The most popular vocal classical crossover artist is Mario Lanza, the American tenor and movie star who was popular in the 1950s, whose amazing voice caught the attention of even those who were not die-hard classical music fans. Lanza was signed as an artist to RCA Victor on its premium label – Red Seal. One of his most amazing musical feats was his recording of Be My Love, from The Toast of New Orleans, his second film, which hit Number One on the Billboard pop singles chart in February 1951 and sold more than 2-million copies. To-date, no classical label artist, including The Three Tenors, has been able to match this achievement.

However, the beginning of classical crossover as a truly popular form of music is credited to the famous “three tenors” Pavarotti, Careras, and Domingo. During their tours, these three top opera singers presented a mixture of operatic and popular material to huge crowds, which resulted in the production of enormously successful albums.

In recent years classical crossover has come into its own as a genre of music due to the commercial successes of artist such as Yo-Yo Ma and Josh Groban. Through the infusion of elements of pop, rock and influences such as African chants, Appalachian folk tunes and Nordic fishing songs, these musicians bring a new dimension to classical music.

An example of a successful classical crossover group is Il Divo, a creation of Simon Cowell of “American Idol” fame. According to Billboard magazine, the group’s debut album has sold nearly five million copies, and over a million in the United States. Il Divo offers angelic operatic renditions of pop songs, which have been successful on Billboard’s classical crossover chart. Their style is mainly referred to as “Popera” (Pop + opera) which refers to the singing of opera material in a popularized, but still operatic style. Some members of Il Divo have had operatic training and are able to sing many arias and other classical material using an operatic style of singing.

Singers such as the English soprano Sarah Brightman, Charlotte Church, and self-taught Italian tenor Andrea Bocelli also offer renditions of classical works. The fact that these are done by popular singers has also helped transform classical crossover into a popular genre of its own.

To reciprocate the entry of popular singers covering operatic and classical material, trained opera singers, such as Natasha Marsh, Bryn Terfel and Vittorio Grigolo have also produced classical crossover albums hoping to cash in on this genre’s popularity.
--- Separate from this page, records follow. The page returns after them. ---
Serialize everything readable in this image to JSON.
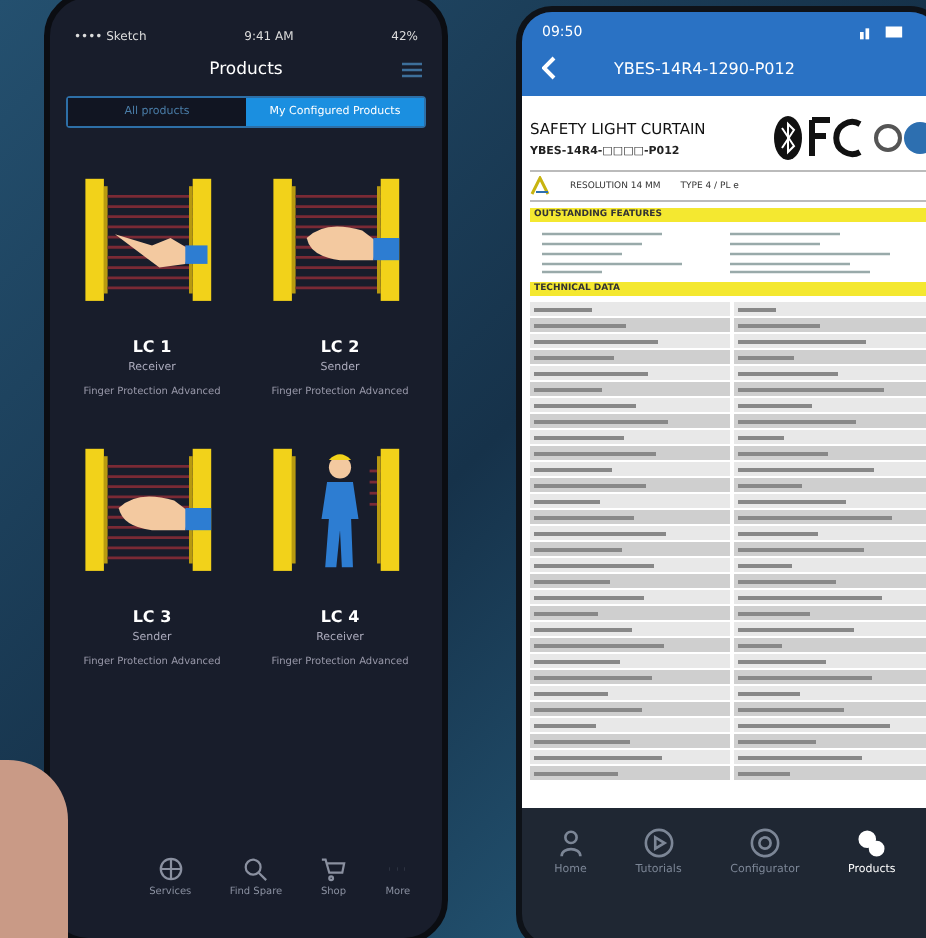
{
  "left_phone": {
    "status_bar": {
      "carrier": "•••• Sketch",
      "time": "9:41 AM",
      "battery": "42%"
    },
    "title": "Products",
    "segments": [
      {
        "label": "All products",
        "selected": false
      },
      {
        "label": "My Configured Products",
        "selected": true
      }
    ],
    "products": [
      {
        "name": "LC 1",
        "role": "Receiver",
        "description": "Finger Protection Advanced",
        "kind": "finger"
      },
      {
        "name": "LC 2",
        "role": "Sender",
        "description": "Finger Protection Advanced",
        "kind": "hand"
      },
      {
        "name": "LC 3",
        "role": "Sender",
        "description": "Finger Protection Advanced",
        "kind": "hand"
      },
      {
        "name": "LC 4",
        "role": "Receiver",
        "description": "Finger Protection Advanced",
        "kind": "person"
      }
    ],
    "tab_bar": [
      {
        "label": "Services",
        "selected": false
      },
      {
        "label": "Find Spare",
        "selected": false
      },
      {
        "label": "Shop",
        "selected": false
      },
      {
        "label": "More",
        "selected": false
      }
    ]
  },
  "right_phone": {
    "status_bar": {
      "time": "09:50"
    },
    "title": "YBES-14R4-1290-P012",
    "datasheet": {
      "heading": "SAFETY LIGHT CURTAIN",
      "model": "YBES-14R4-□□□□-P012",
      "resolution": "RESOLUTION 14 MM",
      "type": "TYPE 4 / PL e",
      "features_heading": "OUTSTANDING FEATURES",
      "technical_heading": "TECHNICAL DATA"
    },
    "tab_bar": [
      {
        "label": "Home",
        "selected": false
      },
      {
        "label": "Tutorials",
        "selected": false
      },
      {
        "label": "Configurator",
        "selected": false
      },
      {
        "label": "Products",
        "selected": true
      }
    ]
  }
}
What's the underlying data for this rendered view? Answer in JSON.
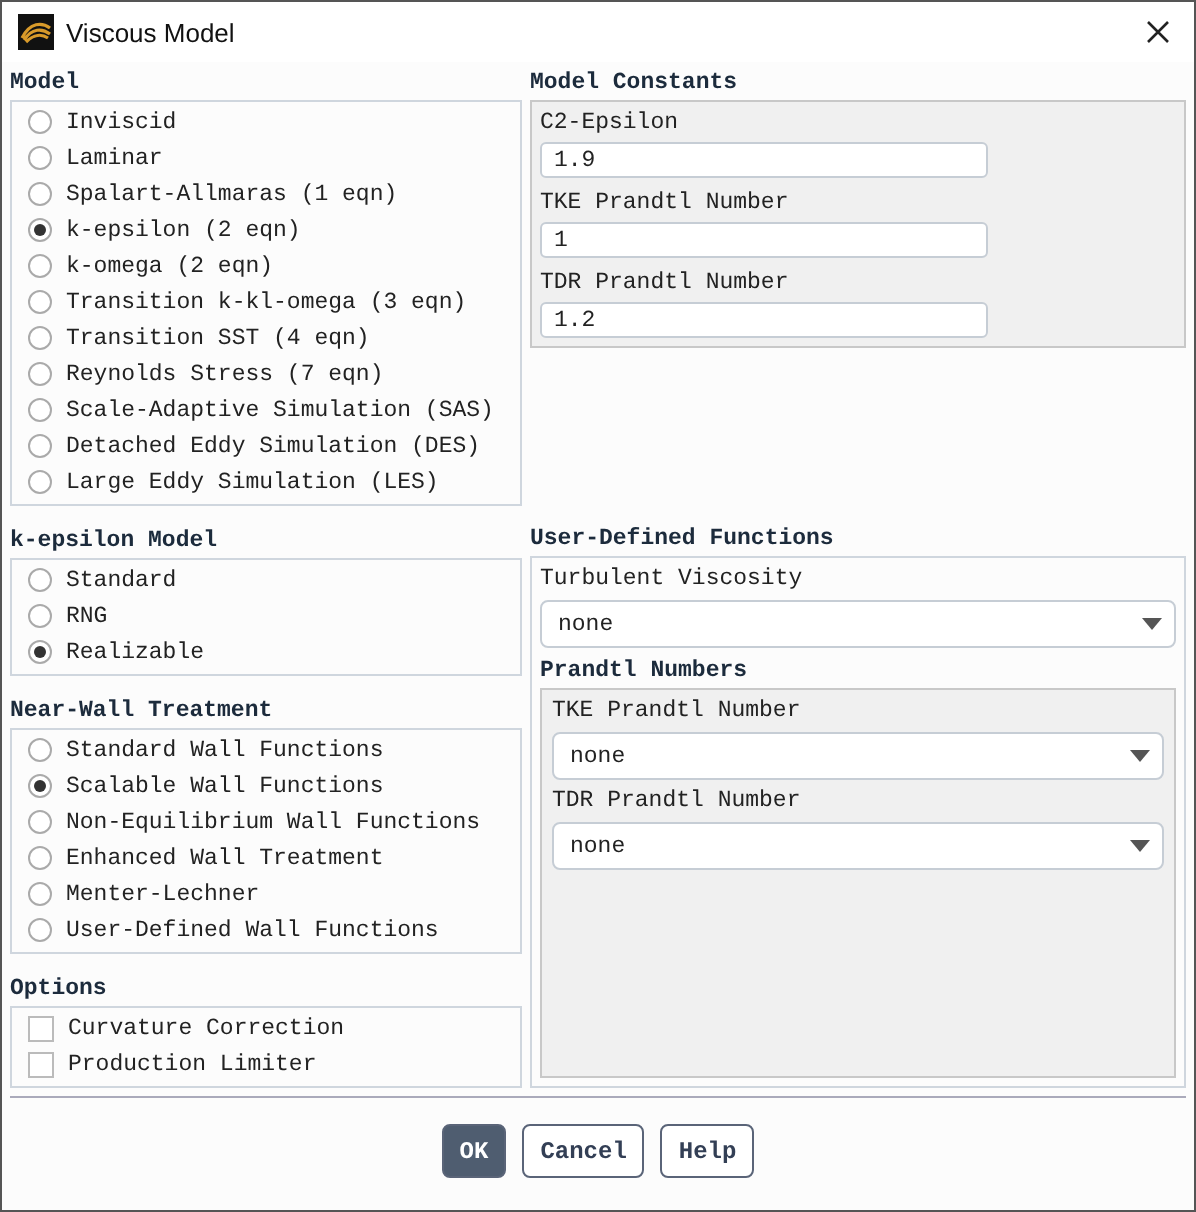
{
  "window": {
    "title": "Viscous Model"
  },
  "model": {
    "title": "Model",
    "options": [
      {
        "label": "Inviscid",
        "selected": false
      },
      {
        "label": "Laminar",
        "selected": false
      },
      {
        "label": "Spalart-Allmaras (1 eqn)",
        "selected": false
      },
      {
        "label": "k-epsilon (2 eqn)",
        "selected": true
      },
      {
        "label": "k-omega (2 eqn)",
        "selected": false
      },
      {
        "label": "Transition k-kl-omega (3 eqn)",
        "selected": false
      },
      {
        "label": "Transition SST (4 eqn)",
        "selected": false
      },
      {
        "label": "Reynolds Stress (7 eqn)",
        "selected": false
      },
      {
        "label": "Scale-Adaptive Simulation (SAS)",
        "selected": false
      },
      {
        "label": "Detached Eddy Simulation (DES)",
        "selected": false
      },
      {
        "label": "Large Eddy Simulation (LES)",
        "selected": false
      }
    ]
  },
  "k_epsilon_model": {
    "title": "k-epsilon Model",
    "options": [
      {
        "label": "Standard",
        "selected": false
      },
      {
        "label": "RNG",
        "selected": false
      },
      {
        "label": "Realizable",
        "selected": true
      }
    ]
  },
  "near_wall_treatment": {
    "title": "Near-Wall Treatment",
    "options": [
      {
        "label": "Standard Wall Functions",
        "selected": false
      },
      {
        "label": "Scalable Wall Functions",
        "selected": true
      },
      {
        "label": "Non-Equilibrium Wall Functions",
        "selected": false
      },
      {
        "label": "Enhanced Wall Treatment",
        "selected": false
      },
      {
        "label": "Menter-Lechner",
        "selected": false
      },
      {
        "label": "User-Defined Wall Functions",
        "selected": false
      }
    ]
  },
  "options": {
    "title": "Options",
    "items": [
      {
        "label": "Curvature Correction",
        "checked": false
      },
      {
        "label": "Production Limiter",
        "checked": false
      }
    ]
  },
  "model_constants": {
    "title": "Model Constants",
    "fields": [
      {
        "label": "C2-Epsilon",
        "value": "1.9"
      },
      {
        "label": "TKE Prandtl Number",
        "value": "1"
      },
      {
        "label": "TDR Prandtl Number",
        "value": "1.2"
      }
    ]
  },
  "user_defined_functions": {
    "title": "User-Defined Functions",
    "turbulent_viscosity": {
      "label": "Turbulent Viscosity",
      "value": "none"
    },
    "prandtl_numbers": {
      "title": "Prandtl Numbers",
      "fields": [
        {
          "label": "TKE Prandtl Number",
          "value": "none"
        },
        {
          "label": "TDR Prandtl Number",
          "value": "none"
        }
      ]
    }
  },
  "buttons": [
    {
      "label": "OK",
      "default": true
    },
    {
      "label": "Cancel",
      "default": false
    },
    {
      "label": "Help",
      "default": false
    }
  ]
}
Today, Classical crossover music is generally appealing to a bigger segment of the population, although purists criticize it as being an inferior, diluted version of real classical music. Nevertheless, the increasing popularity of this genre has resulted in more young people gaining interest in classical music enough to take up violin lessons or even lessons in opera singing. This has also been fuelled by the glossy, sexy marketing of most of the successful crossover artists that has transformed them into modern day pop stars.



Source by Joan One